▶ [DATA SUPPLIED]

- - - -

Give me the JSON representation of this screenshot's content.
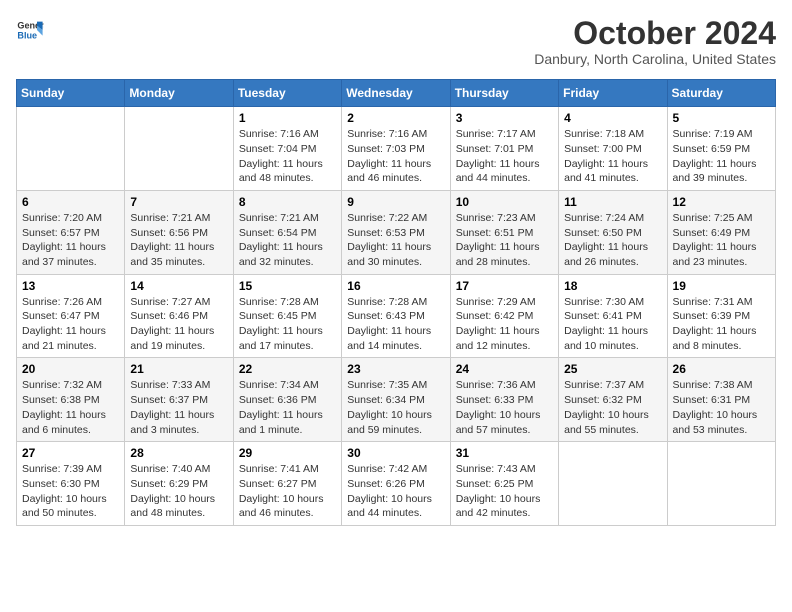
{
  "header": {
    "logo": {
      "text_general": "General",
      "text_blue": "Blue"
    },
    "title": "October 2024",
    "subtitle": "Danbury, North Carolina, United States"
  },
  "calendar": {
    "weekdays": [
      "Sunday",
      "Monday",
      "Tuesday",
      "Wednesday",
      "Thursday",
      "Friday",
      "Saturday"
    ],
    "weeks": [
      [
        {
          "day": "",
          "info": ""
        },
        {
          "day": "",
          "info": ""
        },
        {
          "day": "1",
          "info": "Sunrise: 7:16 AM\nSunset: 7:04 PM\nDaylight: 11 hours and 48 minutes."
        },
        {
          "day": "2",
          "info": "Sunrise: 7:16 AM\nSunset: 7:03 PM\nDaylight: 11 hours and 46 minutes."
        },
        {
          "day": "3",
          "info": "Sunrise: 7:17 AM\nSunset: 7:01 PM\nDaylight: 11 hours and 44 minutes."
        },
        {
          "day": "4",
          "info": "Sunrise: 7:18 AM\nSunset: 7:00 PM\nDaylight: 11 hours and 41 minutes."
        },
        {
          "day": "5",
          "info": "Sunrise: 7:19 AM\nSunset: 6:59 PM\nDaylight: 11 hours and 39 minutes."
        }
      ],
      [
        {
          "day": "6",
          "info": "Sunrise: 7:20 AM\nSunset: 6:57 PM\nDaylight: 11 hours and 37 minutes."
        },
        {
          "day": "7",
          "info": "Sunrise: 7:21 AM\nSunset: 6:56 PM\nDaylight: 11 hours and 35 minutes."
        },
        {
          "day": "8",
          "info": "Sunrise: 7:21 AM\nSunset: 6:54 PM\nDaylight: 11 hours and 32 minutes."
        },
        {
          "day": "9",
          "info": "Sunrise: 7:22 AM\nSunset: 6:53 PM\nDaylight: 11 hours and 30 minutes."
        },
        {
          "day": "10",
          "info": "Sunrise: 7:23 AM\nSunset: 6:51 PM\nDaylight: 11 hours and 28 minutes."
        },
        {
          "day": "11",
          "info": "Sunrise: 7:24 AM\nSunset: 6:50 PM\nDaylight: 11 hours and 26 minutes."
        },
        {
          "day": "12",
          "info": "Sunrise: 7:25 AM\nSunset: 6:49 PM\nDaylight: 11 hours and 23 minutes."
        }
      ],
      [
        {
          "day": "13",
          "info": "Sunrise: 7:26 AM\nSunset: 6:47 PM\nDaylight: 11 hours and 21 minutes."
        },
        {
          "day": "14",
          "info": "Sunrise: 7:27 AM\nSunset: 6:46 PM\nDaylight: 11 hours and 19 minutes."
        },
        {
          "day": "15",
          "info": "Sunrise: 7:28 AM\nSunset: 6:45 PM\nDaylight: 11 hours and 17 minutes."
        },
        {
          "day": "16",
          "info": "Sunrise: 7:28 AM\nSunset: 6:43 PM\nDaylight: 11 hours and 14 minutes."
        },
        {
          "day": "17",
          "info": "Sunrise: 7:29 AM\nSunset: 6:42 PM\nDaylight: 11 hours and 12 minutes."
        },
        {
          "day": "18",
          "info": "Sunrise: 7:30 AM\nSunset: 6:41 PM\nDaylight: 11 hours and 10 minutes."
        },
        {
          "day": "19",
          "info": "Sunrise: 7:31 AM\nSunset: 6:39 PM\nDaylight: 11 hours and 8 minutes."
        }
      ],
      [
        {
          "day": "20",
          "info": "Sunrise: 7:32 AM\nSunset: 6:38 PM\nDaylight: 11 hours and 6 minutes."
        },
        {
          "day": "21",
          "info": "Sunrise: 7:33 AM\nSunset: 6:37 PM\nDaylight: 11 hours and 3 minutes."
        },
        {
          "day": "22",
          "info": "Sunrise: 7:34 AM\nSunset: 6:36 PM\nDaylight: 11 hours and 1 minute."
        },
        {
          "day": "23",
          "info": "Sunrise: 7:35 AM\nSunset: 6:34 PM\nDaylight: 10 hours and 59 minutes."
        },
        {
          "day": "24",
          "info": "Sunrise: 7:36 AM\nSunset: 6:33 PM\nDaylight: 10 hours and 57 minutes."
        },
        {
          "day": "25",
          "info": "Sunrise: 7:37 AM\nSunset: 6:32 PM\nDaylight: 10 hours and 55 minutes."
        },
        {
          "day": "26",
          "info": "Sunrise: 7:38 AM\nSunset: 6:31 PM\nDaylight: 10 hours and 53 minutes."
        }
      ],
      [
        {
          "day": "27",
          "info": "Sunrise: 7:39 AM\nSunset: 6:30 PM\nDaylight: 10 hours and 50 minutes."
        },
        {
          "day": "28",
          "info": "Sunrise: 7:40 AM\nSunset: 6:29 PM\nDaylight: 10 hours and 48 minutes."
        },
        {
          "day": "29",
          "info": "Sunrise: 7:41 AM\nSunset: 6:27 PM\nDaylight: 10 hours and 46 minutes."
        },
        {
          "day": "30",
          "info": "Sunrise: 7:42 AM\nSunset: 6:26 PM\nDaylight: 10 hours and 44 minutes."
        },
        {
          "day": "31",
          "info": "Sunrise: 7:43 AM\nSunset: 6:25 PM\nDaylight: 10 hours and 42 minutes."
        },
        {
          "day": "",
          "info": ""
        },
        {
          "day": "",
          "info": ""
        }
      ]
    ]
  }
}
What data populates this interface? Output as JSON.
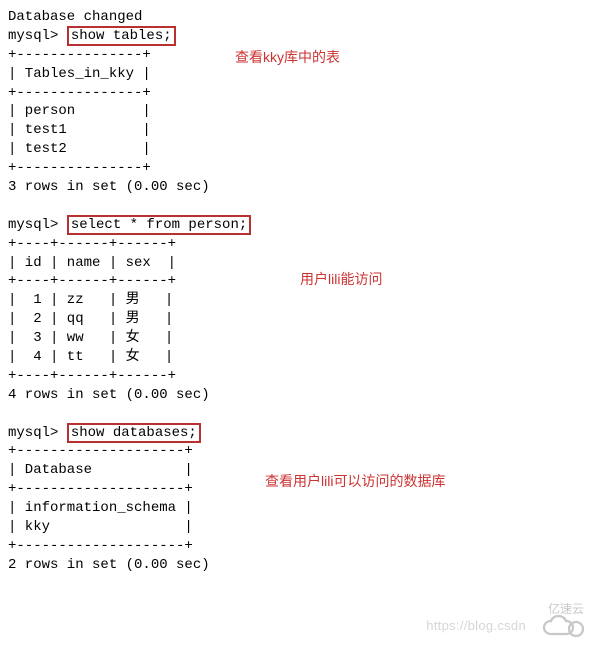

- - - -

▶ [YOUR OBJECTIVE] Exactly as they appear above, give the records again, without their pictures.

▶ [TASK RESPONSE]
Give me the JSON representation of this screenshot's content.
{
  "header": {
    "logo": {
      "text_general": "General",
      "text_blue": "Blue"
    },
    "title": "October 2024",
    "subtitle": "Danbury, North Carolina, United States"
  },
  "calendar": {
    "weekdays": [
      "Sunday",
      "Monday",
      "Tuesday",
      "Wednesday",
      "Thursday",
      "Friday",
      "Saturday"
    ],
    "weeks": [
      [
        {
          "day": "",
          "info": ""
        },
        {
          "day": "",
          "info": ""
        },
        {
          "day": "1",
          "info": "Sunrise: 7:16 AM\nSunset: 7:04 PM\nDaylight: 11 hours and 48 minutes."
        },
        {
          "day": "2",
          "info": "Sunrise: 7:16 AM\nSunset: 7:03 PM\nDaylight: 11 hours and 46 minutes."
        },
        {
          "day": "3",
          "info": "Sunrise: 7:17 AM\nSunset: 7:01 PM\nDaylight: 11 hours and 44 minutes."
        },
        {
          "day": "4",
          "info": "Sunrise: 7:18 AM\nSunset: 7:00 PM\nDaylight: 11 hours and 41 minutes."
        },
        {
          "day": "5",
          "info": "Sunrise: 7:19 AM\nSunset: 6:59 PM\nDaylight: 11 hours and 39 minutes."
        }
      ],
      [
        {
          "day": "6",
          "info": "Sunrise: 7:20 AM\nSunset: 6:57 PM\nDaylight: 11 hours and 37 minutes."
        },
        {
          "day": "7",
          "info": "Sunrise: 7:21 AM\nSunset: 6:56 PM\nDaylight: 11 hours and 35 minutes."
        },
        {
          "day": "8",
          "info": "Sunrise: 7:21 AM\nSunset: 6:54 PM\nDaylight: 11 hours and 32 minutes."
        },
        {
          "day": "9",
          "info": "Sunrise: 7:22 AM\nSunset: 6:53 PM\nDaylight: 11 hours and 30 minutes."
        },
        {
          "day": "10",
          "info": "Sunrise: 7:23 AM\nSunset: 6:51 PM\nDaylight: 11 hours and 28 minutes."
        },
        {
          "day": "11",
          "info": "Sunrise: 7:24 AM\nSunset: 6:50 PM\nDaylight: 11 hours and 26 minutes."
        },
        {
          "day": "12",
          "info": "Sunrise: 7:25 AM\nSunset: 6:49 PM\nDaylight: 11 hours and 23 minutes."
        }
      ],
      [
        {
          "day": "13",
          "info": "Sunrise: 7:26 AM\nSunset: 6:47 PM\nDaylight: 11 hours and 21 minutes."
        },
        {
          "day": "14",
          "info": "Sunrise: 7:27 AM\nSunset: 6:46 PM\nDaylight: 11 hours and 19 minutes."
        },
        {
          "day": "15",
          "info": "Sunrise: 7:28 AM\nSunset: 6:45 PM\nDaylight: 11 hours and 17 minutes."
        },
        {
          "day": "16",
          "info": "Sunrise: 7:28 AM\nSunset: 6:43 PM\nDaylight: 11 hours and 14 minutes."
        },
        {
          "day": "17",
          "info": "Sunrise: 7:29 AM\nSunset: 6:42 PM\nDaylight: 11 hours and 12 minutes."
        },
        {
          "day": "18",
          "info": "Sunrise: 7:30 AM\nSunset: 6:41 PM\nDaylight: 11 hours and 10 minutes."
        },
        {
          "day": "19",
          "info": "Sunrise: 7:31 AM\nSunset: 6:39 PM\nDaylight: 11 hours and 8 minutes."
        }
      ],
      [
        {
          "day": "20",
          "info": "Sunrise: 7:32 AM\nSunset: 6:38 PM\nDaylight: 11 hours and 6 minutes."
        },
        {
          "day": "21",
          "info": "Sunrise: 7:33 AM\nSunset: 6:37 PM\nDaylight: 11 hours and 3 minutes."
        },
        {
          "day": "22",
          "info": "Sunrise: 7:34 AM\nSunset: 6:36 PM\nDaylight: 11 hours and 1 minute."
        },
        {
          "day": "23",
          "info": "Sunrise: 7:35 AM\nSunset: 6:34 PM\nDaylight: 10 hours and 59 minutes."
        },
        {
          "day": "24",
          "info": "Sunrise: 7:36 AM\nSunset: 6:33 PM\nDaylight: 10 hours and 57 minutes."
        },
        {
          "day": "25",
          "info": "Sunrise: 7:37 AM\nSunset: 6:32 PM\nDaylight: 10 hours and 55 minutes."
        },
        {
          "day": "26",
          "info": "Sunrise: 7:38 AM\nSunset: 6:31 PM\nDaylight: 10 hours and 53 minutes."
        }
      ],
      [
        {
          "day": "27",
          "info": "Sunrise: 7:39 AM\nSunset: 6:30 PM\nDaylight: 10 hours and 50 minutes."
        },
        {
          "day": "28",
          "info": "Sunrise: 7:40 AM\nSunset: 6:29 PM\nDaylight: 10 hours and 48 minutes."
        },
        {
          "day": "29",
          "info": "Sunrise: 7:41 AM\nSunset: 6:27 PM\nDaylight: 10 hours and 46 minutes."
        },
        {
          "day": "30",
          "info": "Sunrise: 7:42 AM\nSunset: 6:26 PM\nDaylight: 10 hours and 44 minutes."
        },
        {
          "day": "31",
          "info": "Sunrise: 7:43 AM\nSunset: 6:25 PM\nDaylight: 10 hours and 42 minutes."
        },
        {
          "day": "",
          "info": ""
        },
        {
          "day": "",
          "info": ""
        }
      ]
    ]
  }
}
What data populates this interface? Output as JSON.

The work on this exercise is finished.